Scale and entropy of an object can be defined within a category in a canonical way as Hom(S(X),e)=X and d(X)=S(Hom(X,X)) respectively.

Intuitively, in physical real systems, entropy is scale dependent in the sense that at small and big scales entropy seems to be maximum and arriving to a minimum at a certain characteristic scale. Do this fact some any fundament in categorical definitions ?
• CommentRowNumber2.
• CommentAuthorexpixpi
• CommentTimeJan 30th 2014
Only to clarify:

What is "the scale" of a categorical object X? It is defined as a Log-wise categorical construction. Namely, we have to fix a base object "e" of the category and, if exists (by construction or by universal property) is an object S(X) of the same category such that Hom(S,e) is isomorphic to X. Please, note some crutial log-wise properties:

1) Provided X and Y objects of the category, by universal properties, S(X x Y)=S(X) + S(Y) product and coproduct (in that category)
2) Also, provided an object X, then S(Hom(X,X)) = X x S(X) isomorphic

Then, entropy of an categorical object X may be defined as the SCALE of the object d(x)=Hom(X,X) within any category.

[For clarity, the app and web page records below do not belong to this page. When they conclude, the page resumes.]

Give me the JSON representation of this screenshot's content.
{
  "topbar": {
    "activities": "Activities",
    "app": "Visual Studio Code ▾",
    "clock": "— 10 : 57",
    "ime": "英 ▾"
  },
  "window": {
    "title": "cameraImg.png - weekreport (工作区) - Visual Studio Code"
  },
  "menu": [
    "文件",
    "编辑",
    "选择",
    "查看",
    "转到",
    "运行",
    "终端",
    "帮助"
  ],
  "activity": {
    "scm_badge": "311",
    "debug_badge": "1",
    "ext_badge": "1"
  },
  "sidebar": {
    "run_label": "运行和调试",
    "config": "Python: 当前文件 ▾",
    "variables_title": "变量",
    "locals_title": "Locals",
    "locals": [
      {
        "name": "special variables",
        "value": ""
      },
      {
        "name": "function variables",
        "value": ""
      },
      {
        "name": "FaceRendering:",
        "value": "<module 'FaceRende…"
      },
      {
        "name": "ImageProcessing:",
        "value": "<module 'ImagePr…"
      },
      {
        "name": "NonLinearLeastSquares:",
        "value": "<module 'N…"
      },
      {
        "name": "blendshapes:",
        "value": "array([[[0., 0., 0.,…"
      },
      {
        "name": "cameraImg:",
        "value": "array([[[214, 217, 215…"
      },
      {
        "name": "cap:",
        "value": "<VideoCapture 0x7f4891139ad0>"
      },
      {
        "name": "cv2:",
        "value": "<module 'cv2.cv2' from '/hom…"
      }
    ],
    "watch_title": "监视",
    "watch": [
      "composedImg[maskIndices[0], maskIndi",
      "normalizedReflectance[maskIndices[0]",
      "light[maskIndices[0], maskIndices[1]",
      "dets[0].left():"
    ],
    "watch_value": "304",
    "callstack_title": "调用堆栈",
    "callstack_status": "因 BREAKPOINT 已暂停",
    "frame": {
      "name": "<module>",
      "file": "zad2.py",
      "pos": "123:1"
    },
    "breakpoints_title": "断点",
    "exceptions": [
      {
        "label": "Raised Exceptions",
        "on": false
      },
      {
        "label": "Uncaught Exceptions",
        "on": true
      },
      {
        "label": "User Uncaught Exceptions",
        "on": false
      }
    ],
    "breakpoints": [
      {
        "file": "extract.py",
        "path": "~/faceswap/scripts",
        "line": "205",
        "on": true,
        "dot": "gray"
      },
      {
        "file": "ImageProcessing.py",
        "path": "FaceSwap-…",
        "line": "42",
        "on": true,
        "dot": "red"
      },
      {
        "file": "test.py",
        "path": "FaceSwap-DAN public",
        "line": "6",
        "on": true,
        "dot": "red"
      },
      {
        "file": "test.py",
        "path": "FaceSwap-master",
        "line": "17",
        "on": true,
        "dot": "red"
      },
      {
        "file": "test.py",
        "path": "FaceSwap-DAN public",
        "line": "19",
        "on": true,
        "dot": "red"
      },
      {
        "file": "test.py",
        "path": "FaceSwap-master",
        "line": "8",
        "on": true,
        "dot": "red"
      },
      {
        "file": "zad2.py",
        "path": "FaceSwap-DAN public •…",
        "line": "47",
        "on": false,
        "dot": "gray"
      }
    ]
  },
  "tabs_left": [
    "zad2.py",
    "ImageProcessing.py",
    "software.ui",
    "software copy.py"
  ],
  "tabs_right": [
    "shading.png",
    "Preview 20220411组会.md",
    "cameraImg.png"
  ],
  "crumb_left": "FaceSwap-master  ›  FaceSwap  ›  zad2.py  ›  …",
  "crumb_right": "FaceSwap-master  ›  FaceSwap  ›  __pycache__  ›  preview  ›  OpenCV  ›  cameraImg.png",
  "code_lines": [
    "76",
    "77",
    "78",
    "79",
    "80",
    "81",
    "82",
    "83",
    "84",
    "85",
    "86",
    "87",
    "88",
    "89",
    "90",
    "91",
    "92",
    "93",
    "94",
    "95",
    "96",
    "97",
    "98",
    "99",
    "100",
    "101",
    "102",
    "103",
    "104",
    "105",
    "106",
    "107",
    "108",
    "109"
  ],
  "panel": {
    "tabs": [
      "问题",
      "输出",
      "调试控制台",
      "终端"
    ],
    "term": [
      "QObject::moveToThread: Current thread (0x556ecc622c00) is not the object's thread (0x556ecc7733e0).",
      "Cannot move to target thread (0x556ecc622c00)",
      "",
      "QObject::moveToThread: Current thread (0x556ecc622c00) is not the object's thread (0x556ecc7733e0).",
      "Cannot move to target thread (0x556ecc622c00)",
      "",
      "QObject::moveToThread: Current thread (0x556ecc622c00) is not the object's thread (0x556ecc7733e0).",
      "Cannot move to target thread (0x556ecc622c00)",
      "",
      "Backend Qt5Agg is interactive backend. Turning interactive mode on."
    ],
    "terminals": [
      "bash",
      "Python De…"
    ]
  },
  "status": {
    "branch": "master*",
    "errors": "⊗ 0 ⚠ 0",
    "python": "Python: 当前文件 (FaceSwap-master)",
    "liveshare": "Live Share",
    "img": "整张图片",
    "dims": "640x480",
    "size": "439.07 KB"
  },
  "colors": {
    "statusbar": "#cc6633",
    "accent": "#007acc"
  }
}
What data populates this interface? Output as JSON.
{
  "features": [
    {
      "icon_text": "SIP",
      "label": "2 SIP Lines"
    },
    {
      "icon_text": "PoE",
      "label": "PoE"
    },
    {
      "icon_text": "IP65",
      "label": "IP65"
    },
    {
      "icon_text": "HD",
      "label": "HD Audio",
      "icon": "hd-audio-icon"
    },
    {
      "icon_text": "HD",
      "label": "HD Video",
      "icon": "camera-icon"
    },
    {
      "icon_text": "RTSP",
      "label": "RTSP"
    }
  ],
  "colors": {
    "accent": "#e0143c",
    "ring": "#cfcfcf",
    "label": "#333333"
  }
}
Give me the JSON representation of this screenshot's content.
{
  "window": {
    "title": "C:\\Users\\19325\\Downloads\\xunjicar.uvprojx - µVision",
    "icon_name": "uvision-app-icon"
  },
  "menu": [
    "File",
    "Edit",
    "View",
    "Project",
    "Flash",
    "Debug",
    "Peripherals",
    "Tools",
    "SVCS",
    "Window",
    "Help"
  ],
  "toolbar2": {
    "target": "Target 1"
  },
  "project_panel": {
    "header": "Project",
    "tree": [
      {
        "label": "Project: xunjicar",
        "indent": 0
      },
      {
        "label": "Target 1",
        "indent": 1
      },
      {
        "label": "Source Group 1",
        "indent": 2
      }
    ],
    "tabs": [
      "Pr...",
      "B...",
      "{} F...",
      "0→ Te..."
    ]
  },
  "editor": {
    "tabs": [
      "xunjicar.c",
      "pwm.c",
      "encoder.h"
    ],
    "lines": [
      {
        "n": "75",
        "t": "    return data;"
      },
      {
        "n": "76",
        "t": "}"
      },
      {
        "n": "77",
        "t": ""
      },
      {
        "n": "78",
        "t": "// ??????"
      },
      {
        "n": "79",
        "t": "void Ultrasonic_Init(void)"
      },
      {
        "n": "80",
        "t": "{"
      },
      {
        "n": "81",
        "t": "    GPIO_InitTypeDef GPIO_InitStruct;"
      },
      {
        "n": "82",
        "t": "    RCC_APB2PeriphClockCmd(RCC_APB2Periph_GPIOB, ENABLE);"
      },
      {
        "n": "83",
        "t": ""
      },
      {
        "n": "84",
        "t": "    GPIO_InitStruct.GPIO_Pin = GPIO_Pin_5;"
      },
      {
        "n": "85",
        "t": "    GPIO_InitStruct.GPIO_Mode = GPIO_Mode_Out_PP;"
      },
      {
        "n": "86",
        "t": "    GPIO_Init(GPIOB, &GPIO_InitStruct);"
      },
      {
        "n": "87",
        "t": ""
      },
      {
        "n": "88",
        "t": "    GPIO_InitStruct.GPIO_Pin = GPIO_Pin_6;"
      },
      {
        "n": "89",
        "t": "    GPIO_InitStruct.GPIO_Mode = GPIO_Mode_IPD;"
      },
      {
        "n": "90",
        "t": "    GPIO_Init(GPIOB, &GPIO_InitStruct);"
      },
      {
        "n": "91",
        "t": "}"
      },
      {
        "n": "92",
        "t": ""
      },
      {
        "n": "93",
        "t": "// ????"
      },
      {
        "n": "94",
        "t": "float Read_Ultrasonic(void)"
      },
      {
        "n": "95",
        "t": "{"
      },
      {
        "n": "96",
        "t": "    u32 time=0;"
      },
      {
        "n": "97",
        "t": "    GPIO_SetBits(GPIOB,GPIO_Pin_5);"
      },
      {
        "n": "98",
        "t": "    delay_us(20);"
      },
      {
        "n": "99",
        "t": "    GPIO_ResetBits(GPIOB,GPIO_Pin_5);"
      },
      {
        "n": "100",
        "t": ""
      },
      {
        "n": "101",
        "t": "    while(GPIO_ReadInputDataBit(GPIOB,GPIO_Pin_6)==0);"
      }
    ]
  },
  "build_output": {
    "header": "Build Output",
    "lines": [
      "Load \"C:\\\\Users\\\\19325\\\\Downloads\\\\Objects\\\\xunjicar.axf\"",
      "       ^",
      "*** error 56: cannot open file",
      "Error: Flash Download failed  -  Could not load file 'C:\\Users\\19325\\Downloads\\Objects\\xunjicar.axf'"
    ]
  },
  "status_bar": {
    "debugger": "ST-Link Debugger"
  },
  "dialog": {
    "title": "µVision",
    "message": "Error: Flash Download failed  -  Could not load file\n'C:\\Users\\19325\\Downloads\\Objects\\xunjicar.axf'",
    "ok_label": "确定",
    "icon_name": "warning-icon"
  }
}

Indeed is a functor with differential properties, since d(X x Y)=X x dY + dX x Y (cartesian product).

a) The Shanon entropy can be derived in category Set and e={0,1}. The scale is then its cardinality and absolute and relative entropy can be easily derived.
b) Using the Sierpinsky object in Top, and using properties regarding fiber bundles, Boltzman entropy can be easily derived for configuration topological spaces.
c) Regarding Hilbert spaces categories, the categorical entropy can be realized in quantum field entropies, but I am now working on this.
• CommentRowNumber3.
• CommentAuthorTodd_Trimble
• CommentTimeJan 31st 2014

You already said this in a different thread. See what Urs said there.